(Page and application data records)
+--

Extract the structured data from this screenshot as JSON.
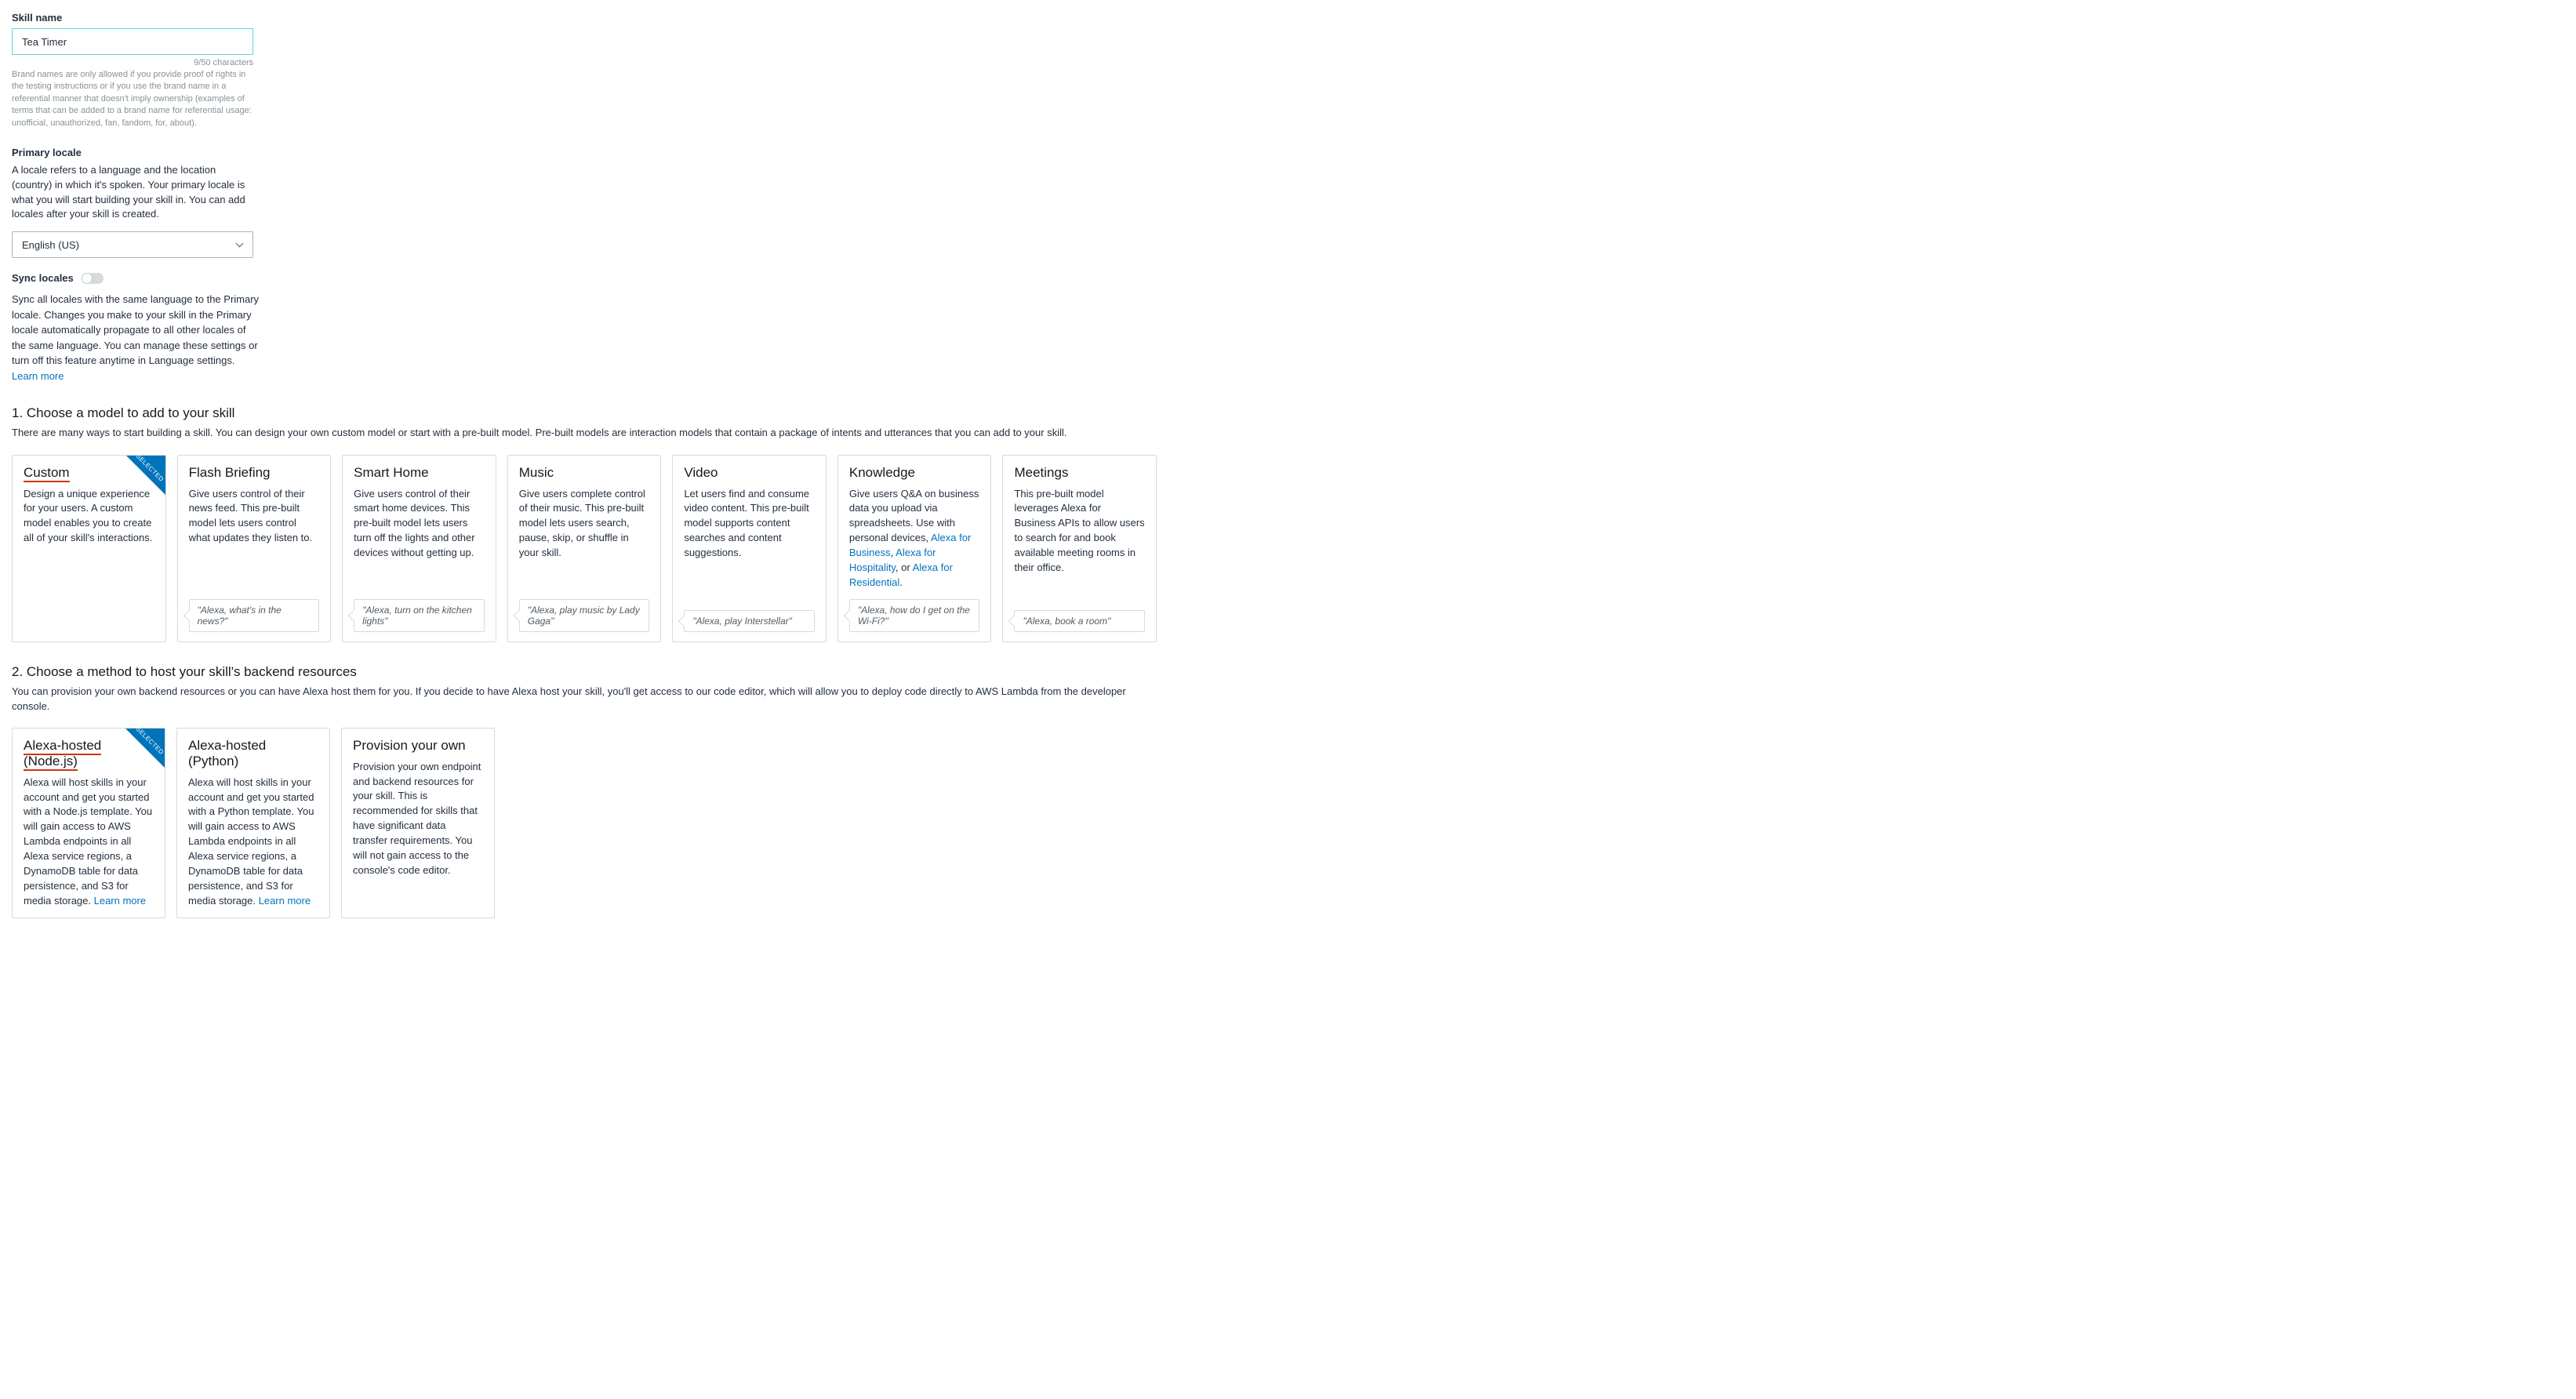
{
  "skillName": {
    "label": "Skill name",
    "value": "Tea Timer",
    "counter": "9/50  characters",
    "help": "Brand names are only allowed if you provide proof of rights in the testing instructions or if you use the brand name in a referential manner that doesn't imply ownership (examples of terms that can be added to a brand name for referential usage: unofficial, unauthorized, fan, fandom, for, about)."
  },
  "primaryLocale": {
    "label": "Primary locale",
    "desc": "A locale refers to a language and the location (country) in which it's spoken. Your primary locale is what you will start building your skill in. You can add locales after your skill is created.",
    "selected": "English (US)"
  },
  "syncLocales": {
    "label": "Sync locales",
    "desc": "Sync all locales with the same language to the Primary locale. Changes you make to your skill in the Primary locale automatically propagate to all other locales of the same language. You can manage these settings or turn off this feature anytime in Language settings. ",
    "learnMore": "Learn more"
  },
  "modelSection": {
    "heading": "1. Choose a model to add to your skill",
    "sub": "There are many ways to start building a skill. You can design your own custom model or start with a pre-built model.  Pre-built models are interaction models that contain a package of intents and utterances that you can add to your skill."
  },
  "models": [
    {
      "title": "Custom",
      "desc": "Design a unique experience for your users. A custom model enables you to create all of your skill's interactions.",
      "example": "",
      "selected": true,
      "redUnderline": true
    },
    {
      "title": "Flash Briefing",
      "desc": "Give users control of their news feed. This pre-built model lets users control what updates they listen to.",
      "example": "\"Alexa, what's in the news?\""
    },
    {
      "title": "Smart Home",
      "desc": "Give users control of their smart home devices. This pre-built model lets users turn off the lights and other devices without getting up.",
      "example": "\"Alexa, turn on the kitchen lights\""
    },
    {
      "title": "Music",
      "desc": "Give users complete control of their music. This pre-built model lets users search, pause, skip, or shuffle in your skill.",
      "example": "\"Alexa, play music by Lady Gaga\""
    },
    {
      "title": "Video",
      "desc": "Let users find and consume video content. This pre-built model supports content searches and content suggestions.",
      "example": "\"Alexa, play Interstellar\""
    },
    {
      "title": "Knowledge",
      "descPrefix": "Give users Q&A on business data you upload via spreadsheets. Use with personal devices, ",
      "links": [
        "Alexa for Business",
        "Alexa for Hospitality",
        "Alexa for Residential"
      ],
      "sep1": ", ",
      "sep2": ", or ",
      "sep3": ".",
      "example": "\"Alexa, how do I get on the Wi-Fi?\""
    },
    {
      "title": "Meetings",
      "desc": "This pre-built model leverages Alexa for Business APIs to allow users to search for and book available meeting rooms in their office.",
      "example": "\"Alexa, book a room\""
    }
  ],
  "hostSection": {
    "heading": "2. Choose a method to host your skill's backend resources",
    "sub": "You can provision your own backend resources or you can have Alexa host them for you. If you decide to have Alexa host your skill, you'll get access to our code editor, which will allow you to deploy code directly to AWS Lambda from the developer console."
  },
  "hosts": [
    {
      "title": "Alexa-hosted (Node.js)",
      "desc": "Alexa will host skills in your account and get you started with a Node.js template. You will gain access to AWS Lambda endpoints in all Alexa service regions, a DynamoDB table for data persistence, and S3 for media storage. ",
      "learnMore": "Learn more",
      "selected": true,
      "redUnderline": true
    },
    {
      "title": "Alexa-hosted (Python)",
      "desc": "Alexa will host skills in your account and get you started with a Python template. You will gain access to AWS Lambda endpoints in all Alexa service regions, a DynamoDB table for data persistence, and S3 for media storage. ",
      "learnMore": "Learn more"
    },
    {
      "title": "Provision your own",
      "desc": "Provision your own endpoint and backend resources for your skill. This is recommended for skills that have significant data transfer requirements. You will not gain access to the console's code editor."
    }
  ],
  "ribbon": "SELECTED"
}
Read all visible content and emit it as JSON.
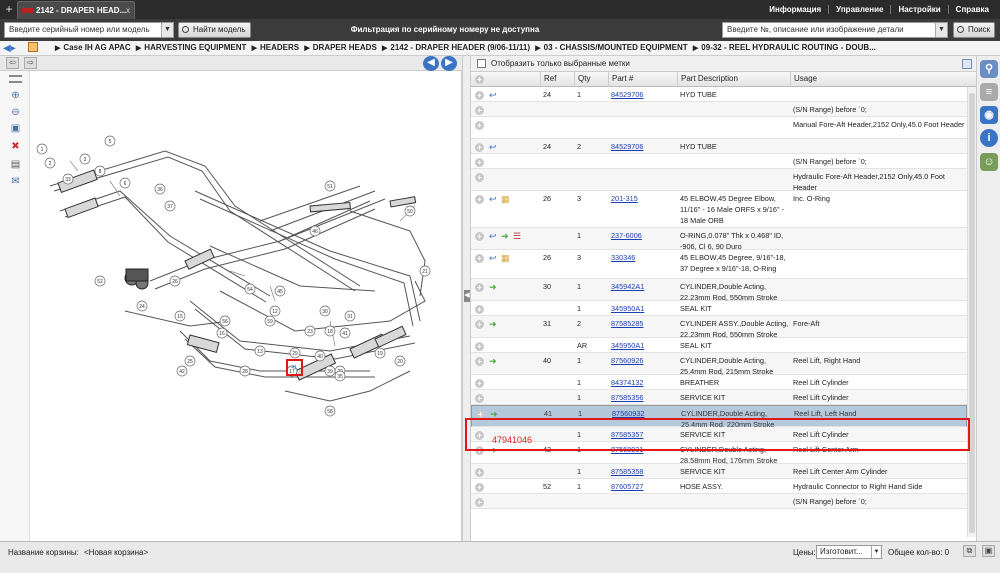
{
  "tab": {
    "title": "2142 - DRAPER HEAD...",
    "close": "x",
    "new": "+"
  },
  "top_links": [
    "Информация",
    "Управление",
    "Настройки",
    "Справка"
  ],
  "search": {
    "serial_placeholder": "Введите серийный номер или модель",
    "find_model_label": "Найти модель",
    "message": "Фильтрация по серийному номеру не доступна",
    "part_placeholder": "Введите №, описание или изображение детали",
    "search_label": "Поиск"
  },
  "breadcrumb": [
    "Case IH AG APAC",
    "HARVESTING EQUIPMENT",
    "HEADERS",
    "DRAPER HEADS",
    "2142 - DRAPER HEADER (9/06-11/11)",
    "03 - CHASSIS/MOUNTED EQUIPMENT",
    "09-32 - REEL HYDRAULIC ROUTING - DOUB..."
  ],
  "filter": {
    "label": "Отобразить только выбранные метки"
  },
  "columns": [
    "Ref",
    "Qty",
    "Part #",
    "Part Description",
    "Usage"
  ],
  "rows": [
    {
      "ref": "24",
      "qty": "1",
      "part": "84529706",
      "desc": "HYD TUBE",
      "usage": "",
      "icons": [
        "reply"
      ]
    },
    {
      "ref": "",
      "qty": "",
      "part": "",
      "desc": "",
      "usage": "(S/N Range) before `0;",
      "icons": []
    },
    {
      "ref": "",
      "qty": "",
      "part": "",
      "desc": "",
      "usage": "Manual Fore-Aft Header,2152 Only,45.0 Foot Header",
      "icons": []
    },
    {
      "ref": "24",
      "qty": "2",
      "part": "84529706",
      "desc": "HYD TUBE",
      "usage": "",
      "icons": [
        "reply"
      ]
    },
    {
      "ref": "",
      "qty": "",
      "part": "",
      "desc": "",
      "usage": "(S/N Range) before `0;",
      "icons": []
    },
    {
      "ref": "",
      "qty": "",
      "part": "",
      "desc": "",
      "usage": "Hydraulic Fore-Aft Header,2152 Only,45.0 Foot Header",
      "icons": []
    },
    {
      "ref": "26",
      "qty": "3",
      "part": "201-315",
      "desc": "45 ELBOW,45 Degree  Elbow, 11/16\" - 16 Male ORFS x 9/16\" - 18 Male ORB",
      "usage": "Inc. O-Ring",
      "icons": [
        "reply",
        "box"
      ]
    },
    {
      "ref": "",
      "qty": "1",
      "part": "237-6006",
      "desc": "O-RING,0.078\" Thk x 0.468\" ID, -906, Cl 6, 90 Duro",
      "usage": "",
      "icons": [
        "reply",
        "forward",
        "list"
      ]
    },
    {
      "ref": "26",
      "qty": "3",
      "part": "330346",
      "desc": "45 ELBOW,45 Degree, 9/16\"-18, 37 Degree x 9/16\"-18, O-Ring",
      "usage": "",
      "icons": [
        "reply",
        "box"
      ]
    },
    {
      "ref": "30",
      "qty": "1",
      "part": "345942A1",
      "desc": "CYLINDER,Double Acting, 22.23mm Rod, 550mm Stroke",
      "usage": "",
      "icons": [
        "forward"
      ]
    },
    {
      "ref": "",
      "qty": "1",
      "part": "345950A1",
      "desc": "SEAL KIT",
      "usage": "",
      "icons": []
    },
    {
      "ref": "31",
      "qty": "2",
      "part": "87585285",
      "desc": "CYLINDER ASSY.,Double Acting, 22.23mm Rod, 550mm Stroke",
      "usage": "Fore-Aft",
      "icons": [
        "forward"
      ]
    },
    {
      "ref": "",
      "qty": "AR",
      "part": "345950A1",
      "desc": "SEAL KIT",
      "usage": "",
      "icons": []
    },
    {
      "ref": "40",
      "qty": "1",
      "part": "87560926",
      "desc": "CYLINDER,Double Acting, 25.4mm Rod, 215mm Stroke",
      "usage": "Reel Lift, Right Hand",
      "icons": [
        "forward"
      ]
    },
    {
      "ref": "",
      "qty": "1",
      "part": "84374132",
      "desc": "BREATHER",
      "usage": "Reel Lift Cylinder",
      "icons": []
    },
    {
      "ref": "",
      "qty": "1",
      "part": "87585356",
      "desc": "SERVICE KIT",
      "usage": "Reel Lift Cylinder",
      "icons": []
    },
    {
      "ref": "41",
      "qty": "1",
      "part": "87560932",
      "desc": "CYLINDER,Double Acting, 25.4mm Rod, 220mm Stroke",
      "usage": "Reel Lift, Left Hand",
      "icons": [
        "forward"
      ]
    },
    {
      "ref": "",
      "qty": "1",
      "part": "87585357",
      "desc": "SERVICE KIT",
      "usage": "Reel Lift Cylinder",
      "icons": []
    },
    {
      "ref": "42",
      "qty": "1",
      "part": "87560931",
      "desc": "CYLINDER,Double Acting, 28.58mm Rod, 176mm Stroke",
      "usage": "Reel Lift Center Arm",
      "icons": [
        "forward"
      ]
    },
    {
      "ref": "",
      "qty": "1",
      "part": "87585358",
      "desc": "SERVICE KIT",
      "usage": "Reel Lift Center Arm Cylinder",
      "icons": []
    },
    {
      "ref": "52",
      "qty": "1",
      "part": "87605727",
      "desc": "HOSE ASSY.",
      "usage": "Hydraulic Connector to Right Hand Side",
      "icons": []
    },
    {
      "ref": "",
      "qty": "",
      "part": "",
      "desc": "",
      "usage": "(S/N Range) before `0;",
      "icons": []
    }
  ],
  "selected_row_annotation": "47941046",
  "diagram_callouts": [
    "1",
    "2",
    "3",
    "5",
    "6",
    "8",
    "12",
    "13",
    "15",
    "16",
    "17",
    "18",
    "19",
    "20",
    "21",
    "22",
    "23",
    "24",
    "25",
    "26",
    "28",
    "29",
    "30",
    "31",
    "33",
    "35",
    "36",
    "37",
    "39",
    "40",
    "41",
    "42",
    "45",
    "46",
    "50",
    "51",
    "52",
    "54",
    "56",
    "58",
    "59"
  ],
  "highlight_callout": "41",
  "bottom": {
    "cart_label": "Название корзины:",
    "cart_value": "<Новая корзина>",
    "price_label": "Цены:",
    "price_value": "Изготовит...",
    "total_label": "Общее кол-во: 0"
  },
  "colors": {
    "accent": "#3b74c4",
    "highlight_border": "#e01818",
    "selected_row": "#b4c9dc"
  }
}
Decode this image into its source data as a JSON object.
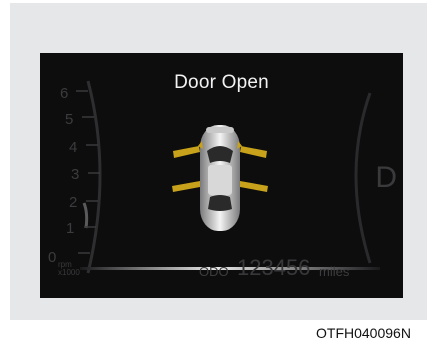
{
  "cluster": {
    "message": "Door Open",
    "tachometer_numbers": [
      "6",
      "5",
      "4",
      "3",
      "2",
      "1",
      "0"
    ],
    "rpm_label": "rpm",
    "rpm_multiplier": "x1000",
    "gear": "D",
    "odometer": {
      "label": "ODO",
      "value": "123456",
      "unit": "miles"
    },
    "door_status": {
      "front_left": "open",
      "front_right": "open",
      "rear_left": "open",
      "rear_right": "open"
    },
    "colors": {
      "background": "#0d0d0e",
      "door_indicator": "#c8a21a",
      "message_text": "#f2f2f2"
    }
  },
  "caption": "OTFH040096N"
}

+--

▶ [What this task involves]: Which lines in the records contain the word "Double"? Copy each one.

▶ [Result for this exercise]:
      "desc": "CYLINDER,Double Acting, 22.23mm Rod, 550mm Stroke",
      "desc": "CYLINDER ASSY.,Double Acting, 22.23mm Rod, 550mm Stroke",
      "desc": "CYLINDER,Double Acting, 25.4mm Rod, 215mm Stroke",
      "desc": "CYLINDER,Double Acting, 25.4mm Rod, 220mm Stroke",
      "desc": "CYLINDER,Double Acting, 28.58mm Rod, 176mm Stroke",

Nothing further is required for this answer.